Given any two distinct real numbers, there is always a third real number lying strictly between the first two. Between 0 and 1, there is 1/2. Between 1 and 1/2, there is 3/4. Between x and y, there is (x+y)/2. By the same token, if there is no such third number then the first two numbers can't be distinct. There's no number x such that 1 < x < 1, which is why 1 and 1 are the same number. Now, what about 0.999... and 1? I claim there is no number between them. Indeed, suppose 0.999... < x < 1; I claim this leads to a contradiction. For starters, it must be true that 0 < x0.999... < 10.999... . But 10.999... is clearly less than 10.9=0.1. It's also less than 10.99=0.01, 10.999=0.001, 10.9999=0.0001, and so on. In fact, given any positive number y I can show that 10.999... is less than y by writing out enough 9's. But somehow 10.999... isn't less than x0.999..., even though x0.999... is a positive number. This is the contradiction. So there does not exist any such number x. The same thing happens with the sequence 0.1, 0.01, 0.001, ... . No term in the sequence is 0. But the limit must be zero. After all, the limit certainly isn't negative. And the limit can't be postive either, for if it were then it would be smaller than 0.000......00001 for some number of zeroes, and how can the limit of a decreasing sequence be smaller than any of the terms in the sequence? Zero is the only possibility remaining. 
#42




XRay Vision, the whole point behind infinite arguments is that is you go on forever you do get 0.
These threads always come down to this one basic factor.

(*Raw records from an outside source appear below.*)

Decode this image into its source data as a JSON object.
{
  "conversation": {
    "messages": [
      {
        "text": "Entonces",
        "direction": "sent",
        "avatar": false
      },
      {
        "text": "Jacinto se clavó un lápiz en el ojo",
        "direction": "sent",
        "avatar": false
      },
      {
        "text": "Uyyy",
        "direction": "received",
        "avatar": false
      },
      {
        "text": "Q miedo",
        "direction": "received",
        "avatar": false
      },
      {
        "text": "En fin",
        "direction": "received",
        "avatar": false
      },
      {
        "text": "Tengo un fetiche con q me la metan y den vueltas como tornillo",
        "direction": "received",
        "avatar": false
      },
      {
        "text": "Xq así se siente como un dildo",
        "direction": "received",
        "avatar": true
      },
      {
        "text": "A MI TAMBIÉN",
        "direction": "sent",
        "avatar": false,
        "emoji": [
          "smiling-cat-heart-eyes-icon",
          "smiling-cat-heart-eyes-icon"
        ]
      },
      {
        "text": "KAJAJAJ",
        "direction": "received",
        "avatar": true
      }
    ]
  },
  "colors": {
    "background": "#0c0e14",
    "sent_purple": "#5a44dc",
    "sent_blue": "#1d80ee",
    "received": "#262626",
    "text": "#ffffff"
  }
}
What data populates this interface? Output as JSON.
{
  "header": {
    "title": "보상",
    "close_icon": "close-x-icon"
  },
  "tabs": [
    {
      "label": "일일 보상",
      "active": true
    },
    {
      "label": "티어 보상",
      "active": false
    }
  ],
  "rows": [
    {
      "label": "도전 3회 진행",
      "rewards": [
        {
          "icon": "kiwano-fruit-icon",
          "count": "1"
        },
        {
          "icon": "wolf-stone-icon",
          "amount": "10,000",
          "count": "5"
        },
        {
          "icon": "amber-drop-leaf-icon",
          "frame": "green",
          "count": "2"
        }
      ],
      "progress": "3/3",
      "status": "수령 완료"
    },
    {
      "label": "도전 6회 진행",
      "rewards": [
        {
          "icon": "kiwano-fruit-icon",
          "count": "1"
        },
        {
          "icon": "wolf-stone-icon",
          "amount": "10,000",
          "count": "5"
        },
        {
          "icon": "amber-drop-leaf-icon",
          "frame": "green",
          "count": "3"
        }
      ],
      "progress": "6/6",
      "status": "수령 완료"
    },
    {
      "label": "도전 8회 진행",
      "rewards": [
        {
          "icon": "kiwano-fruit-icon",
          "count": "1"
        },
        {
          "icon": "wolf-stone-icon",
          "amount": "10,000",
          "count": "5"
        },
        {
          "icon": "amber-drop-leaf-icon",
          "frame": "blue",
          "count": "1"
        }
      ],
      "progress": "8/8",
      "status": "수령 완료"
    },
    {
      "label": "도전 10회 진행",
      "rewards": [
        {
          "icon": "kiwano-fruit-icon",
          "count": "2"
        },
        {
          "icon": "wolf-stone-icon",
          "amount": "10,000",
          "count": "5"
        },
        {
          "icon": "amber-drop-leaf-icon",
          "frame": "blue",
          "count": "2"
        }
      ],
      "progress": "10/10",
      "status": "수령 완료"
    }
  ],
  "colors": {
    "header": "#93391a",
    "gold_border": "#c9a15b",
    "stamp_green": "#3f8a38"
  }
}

Either you get the idea of infinity and understand this equality or you don't. What's ironic is that your argument  that we keep getting smaller and smaller but never reach zero  is arguing for an infinitesimal. But infinitesimals and limits are incompatible ideas in our arithmetic. The limit as .999999... goes to infinity is 1. 
#43




Quote:
0.999... has an infinite number of 9s. Using .9, or .99, or .999 is an approximation, which is why you don't get exactly zero. But the approximation gets closer by a factor of 10 for each digit you add. So, what happens when you use an infinite number of digits? 
#44




Quote:



#45




Let me expand on my previous response.
.9 differs from 1 by (1.9)/1, which is .1 or 1/10. .99 differs from 1 by (1.99)/1, which is .01 or 1/100. .999 differs from 1 by (1.999)/1, which is .001 or 1/1000. Let n be the number of 9s you are using in the approximation. Thus, the difference between 1 and .9999.... is 1/(10^{n}). For n=infinity, the difference is 1/(10^{infinity}) or 1/infinity. Since 1/infinity equals zero*, the difference between .999... and 1 is zero. Saying that the difference between two numbers is zero is equivalent to saying that they are the same number. QED. *Yes, I know that it isn't technically correct to say that 1/inf equals 0, but rather lim_{x>inf} 1/x = 0. Small technicality. 
#46




Quote:
Quote:

#47




Let's leave infinite arithmetic out of this, and not cloud the issue with technicalities.
Others have already said most of what I would, and I've been there and done that on this topic, so let me just add that the fact that .9... = 1 is a direct consequence of the most important property of the real numbers, and if they're not equal, everything falls apart. 
#48




Q.E.D. your wrong again!!
If you went .999 of the distance to 1.0, then guess what? You never got there!! Terribly obviously wrong again!! If you went .99999999999~~ way around the world you never reached your starting point so .99999~ will never equal 1!! I don't care who tells you it does!! WRONG!! got your back again xray!! 
#49




Quote:



#50




To all the mathematicians out there give it up; those who don't understand limits and calculus and choose not to study will never understand. To all of the math challenged out there let's discuss something a bit more on your level: How many angels can dance on the head of a pin?

Closed Thread 
Thread Tools  
Display Modes